Water softeners are usually regenerated with brine containing 10% sodium chloride.[7] Aside from the soluble chloride salts of divalent cations removed from the softened water, softener regeneration wastewater contains the unused 50–70% of the sodium chloride regeneration flushing brine required to reverse ion-exchange resin equilibria. Deionizing resin regeneration with sulfuric acid and sodium hydroxide is approximately 20–40% efficient. Neutralized deionizer regeneration wastewater contains all of the removed ions plus 2.5–5 times their equivalent concentration as sodium sulfate.[8]

See also


  1. Dardel, François; Arden, Thomas V. (2008). "Ion Exchangers". Ullmann's Encyclopedia of Industrial Chemistry. Weinheim: Wiley-VCH. doi:10.1002/14356007.a14_393.pub2.
  2. Ibrahim, Yazan; Naddeo, Vincenzo; Banat, Fawzi; Hasan, Shadi W. (1 November 2020). "Preparation of novel polyvinylidene fluoride (PVDF)-Tin(IV) oxide (SnO2) ion exchange mixed matrix membranes for the removal of heavy metals from aqueous solutions". Separation and Purification Technology. 250: 117250. doi:10.1016/j.seppur.2020.117250. S2CID 224880249.
  3. Ibrahim, Yazan; Abdulkarem, Elham; Naddeo, Vincenzo; Banat, Fawzi; Hasan, Shadi W. (November 2019). "Synthesis of super hydrophilic cellulose-alpha zirconium phosphate ion exchange membrane via surface coating for the removal of heavy metals from wastewater". Science of the Total Environment. 690: 167–180. Bibcode:2019ScTEn.690..167I. doi:10.1016/j.scitotenv.2019.07.009. PMID 31288108. S2CID 195870880.
  4. Mischissin, Stephen G. (7 February 2012). "University of Rochester – Investigation of Steam Turbine Extraction Line Failures" (PDF). Arlington, VA. pp. 25–26. Archived from the original (PDF) on 23 September 2015. Retrieved 23 February 2015.
  5. Shkolnikov, Viktor; Bahga, Supreet S.; Santiago, Juan G. (August 28, 2012). "Desalination and hydrogen, chlorine, and sodium hydroxide production via electrophoretic ion exchange and precipitation" (PDF). Physical Chemistry Chemical Physics. Phys. Chem. Chem Phys. 14 (32): 11534–45. Bibcode:2012PCCP...1411534S. doi:10.1039/c2cp42121f. PMID 22806549.
  6. Kemmer, pp. 12–17, 12–25.
  7. Betz Laboratories Inc. (1980). Betz Handbook of Industrial Water Conditioning – 8th Edition. Betz. p. 52. Archived from the original on 2012-06-20.
  8. Kemmer, pp. 12–18.

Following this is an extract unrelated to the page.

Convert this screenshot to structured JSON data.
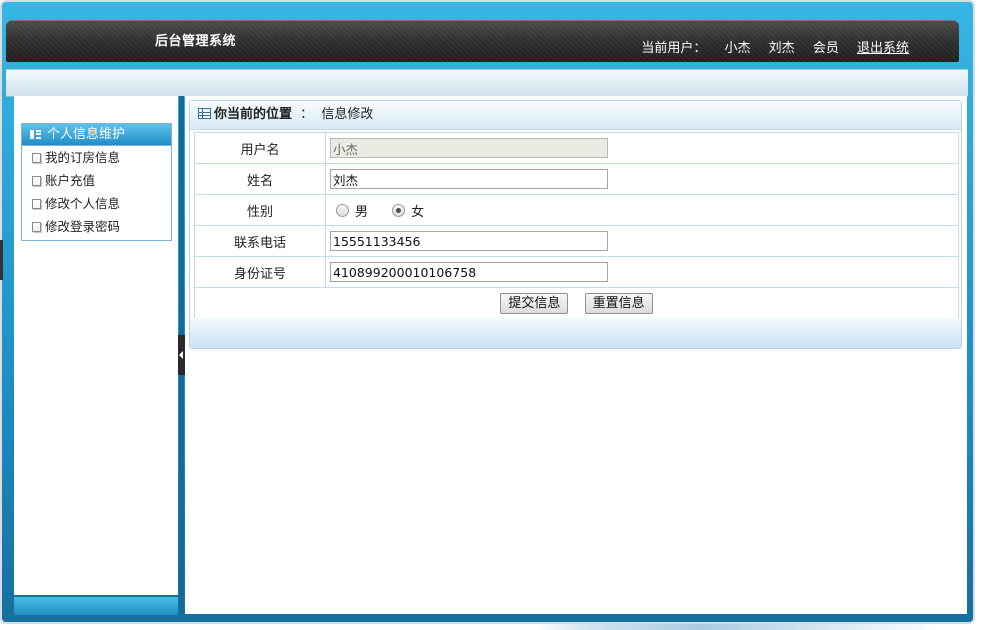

Further information

This article is issued from Wikipedia. The text is licensed under Creative Commons - Attribution - Sharealike. Additional terms may apply for the media files.